A stone bridge dating back to the Ming dynasty has been discovered after water levels plunged at China's largest freshwater lake, a Beijing newspaper reported Friday.
The remains of the 2,930-metre-long bridge, made entirely of granite and dating back nearly 400 years, appeared at Poyang lake in the central province of Jiangxi, the Beijing News reported.
The lake, which has been as large as 4,500 square kilometres in the past, has been drying up in recent years due to a combination of low rainfall and the impact of the Three Gorges Dam, experts say.
State broadcaster China Central Television reported in November that drought had shrunk the lake to less than 1,500 square kilometres, threatening the plankton, fish and other organisms that inhabit it and the livelihoods of the nearly 70 percent of local residents who make a living by fishing.
By lowering the level of the Yangtze river, the vast Three Gorges dam project has also caused an increased outflow of water from both Poyang and Dongting, another lake in neighbouring Hunan province, experts told the Beijing News last year, decreasing the water levels of both bodies.
In 2012, Chinese authorities air-dropped shrimps, millet and maize over Poyang lake to feed hundreds of thousands of birds at risk of hunger due to the drought.
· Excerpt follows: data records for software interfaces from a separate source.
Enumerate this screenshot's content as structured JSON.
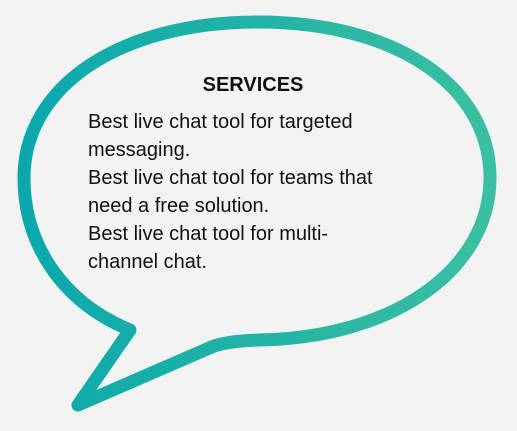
{
  "colors": {
    "background": "#f3f3f3",
    "bubble_fill": "#f3f3f3",
    "bubble_stroke_start": "#0aa8ac",
    "bubble_stroke_end": "#3bbfa0",
    "text": "#111111"
  },
  "bubble": {
    "title": "SERVICES",
    "lines": [
      "Best live chat tool for targeted",
      "messaging.",
      "Best live chat tool for teams that",
      "need a free solution.",
      "Best live chat tool for multi-",
      "channel chat."
    ]
  }
}
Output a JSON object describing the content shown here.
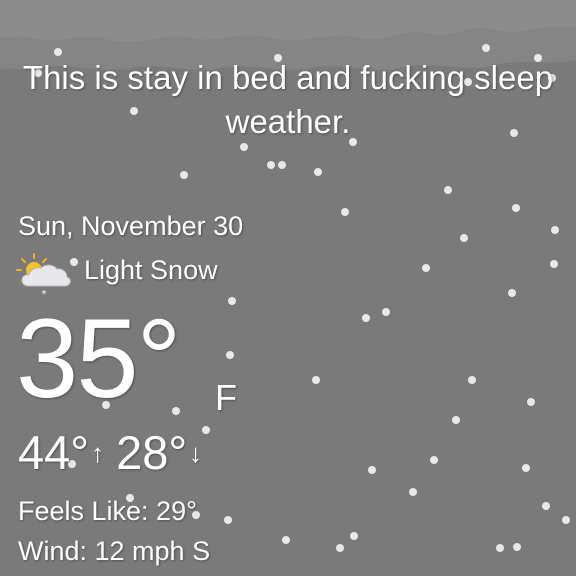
{
  "headline": "This is stay in bed and fucking sleep weather.",
  "date": "Sun, November 30",
  "condition": {
    "icon": "partly-sunny-snow-icon",
    "text": "Light Snow"
  },
  "temperature": {
    "value": "35°",
    "unit": "F"
  },
  "high_low": {
    "high": "44°",
    "high_arrow": "↑",
    "low": "28°",
    "low_arrow": "↓"
  },
  "feels_like": "Feels Like:  29°",
  "wind": "Wind:  12 mph S",
  "colors": {
    "background": "#7a7a7a",
    "cloud": "#8c8c8c",
    "text": "#ffffff"
  }
}
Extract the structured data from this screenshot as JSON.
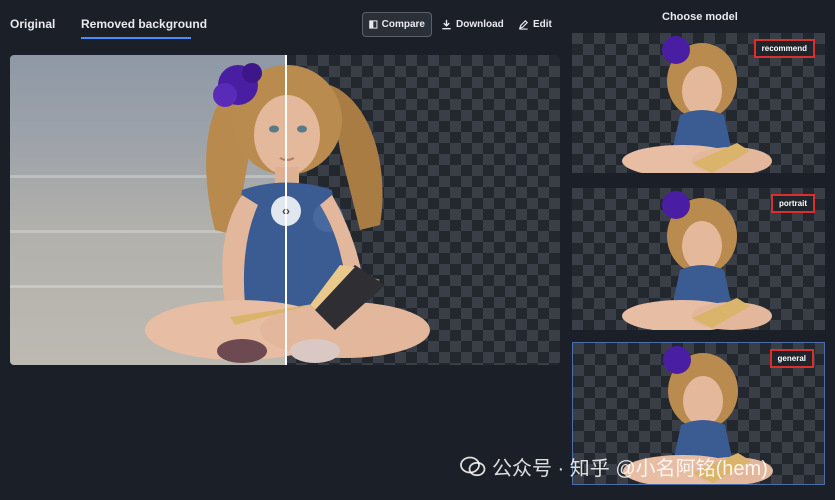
{
  "tabs": {
    "original": "Original",
    "removed": "Removed background"
  },
  "toolbar": {
    "compare": "Compare",
    "download": "Download",
    "edit": "Edit"
  },
  "models": {
    "title": "Choose model",
    "options": [
      {
        "label": "recommend"
      },
      {
        "label": "portrait"
      },
      {
        "label": "general"
      }
    ]
  },
  "watermark": {
    "text": "公众号 · 知乎 @小名阿铭(hem)",
    "logo_text": "知"
  },
  "colors": {
    "background": "#1b1f27",
    "accent": "#4a8cff",
    "highlight_box": "#d9302e"
  },
  "icons": {
    "compare": "compare-icon",
    "download": "download-icon",
    "edit": "edit-icon",
    "handle": "drag-handle-icon",
    "logo": "wechat-logo"
  }
}
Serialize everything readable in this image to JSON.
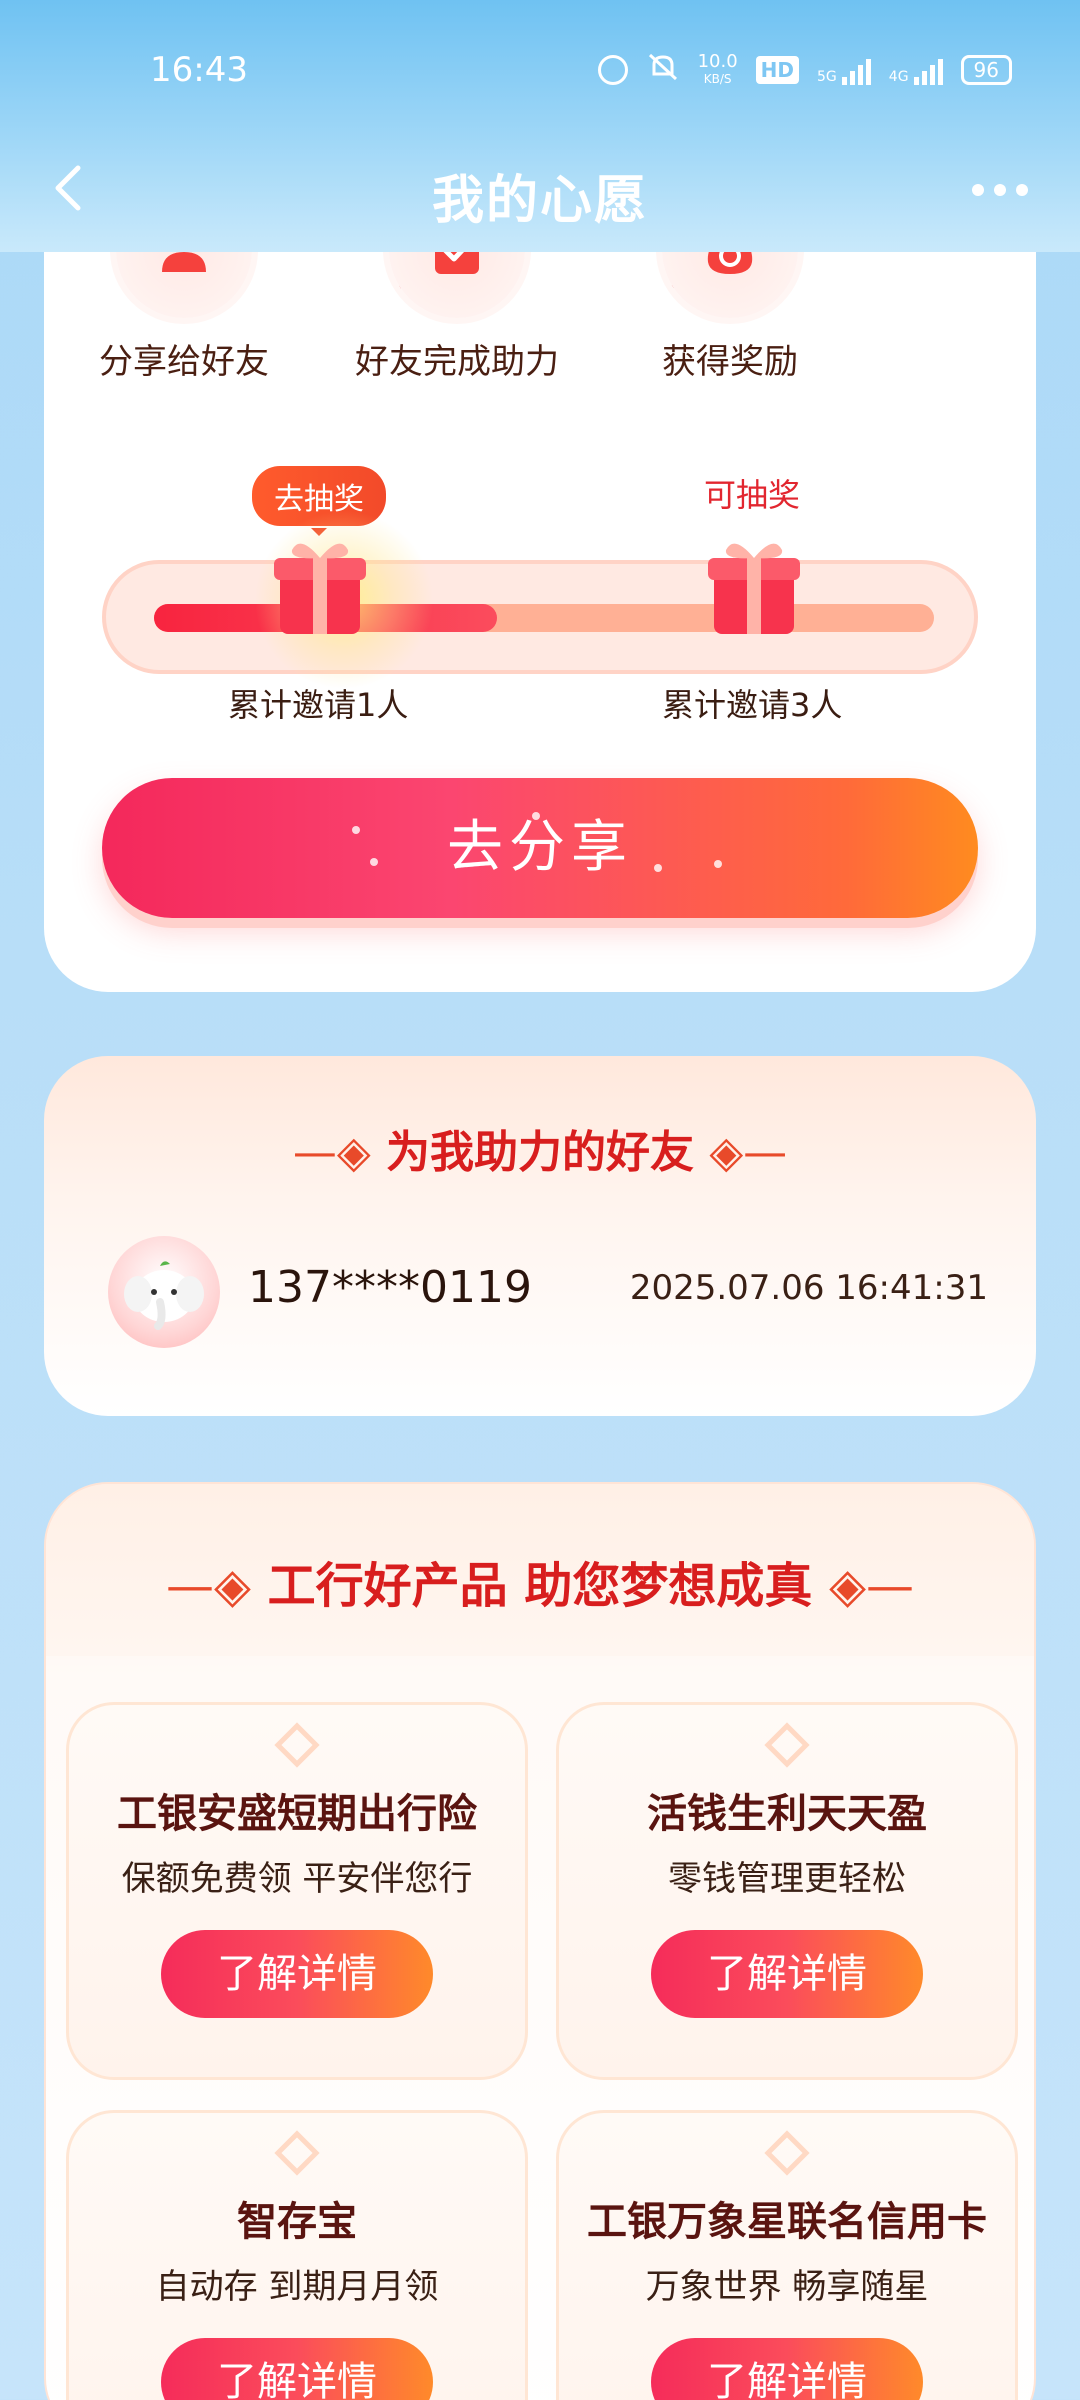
{
  "status_bar": {
    "time": "16:43",
    "net_speed": "10.0",
    "net_unit": "KB/S",
    "hd": "HD",
    "signal1": "5G",
    "signal2": "4G",
    "battery": "96"
  },
  "nav": {
    "title": "我的心愿"
  },
  "steps": [
    {
      "label": "分享给好友",
      "icon": "user-icon"
    },
    {
      "label": "好友完成助力",
      "icon": "clipboard-check-icon"
    },
    {
      "label": "获得奖励",
      "icon": "money-bag-icon"
    }
  ],
  "progress": {
    "tag_go": "去抽奖",
    "tag_can": "可抽奖",
    "milestone1": "累计邀请1人",
    "milestone2": "累计邀请3人",
    "fill_fraction": 0.44
  },
  "share_button": "去分享",
  "friends_section": {
    "title": "为我助力的好友",
    "friends": [
      {
        "phone": "137****0119",
        "time": "2025.07.06 16:41:31"
      }
    ]
  },
  "products_section": {
    "title": "工行好产品 助您梦想成真",
    "items": [
      {
        "title": "工银安盛短期出行险",
        "subtitle": "保额免费领 平安伴您行",
        "button": "了解详情"
      },
      {
        "title": "活钱生利天天盈",
        "subtitle": "零钱管理更轻松",
        "button": "了解详情"
      },
      {
        "title": "智存宝",
        "subtitle": "自动存 到期月月领",
        "button": "了解详情"
      },
      {
        "title": "工银万象星联名信用卡",
        "subtitle": "万象世界 畅享随星",
        "button": "了解详情"
      }
    ]
  },
  "colors": {
    "accent_red": "#e4393c",
    "title_red": "#d81e1e",
    "header_blue": "#6fc2f2"
  }
}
Explore further: Drought shrinks China's largest freshwater lake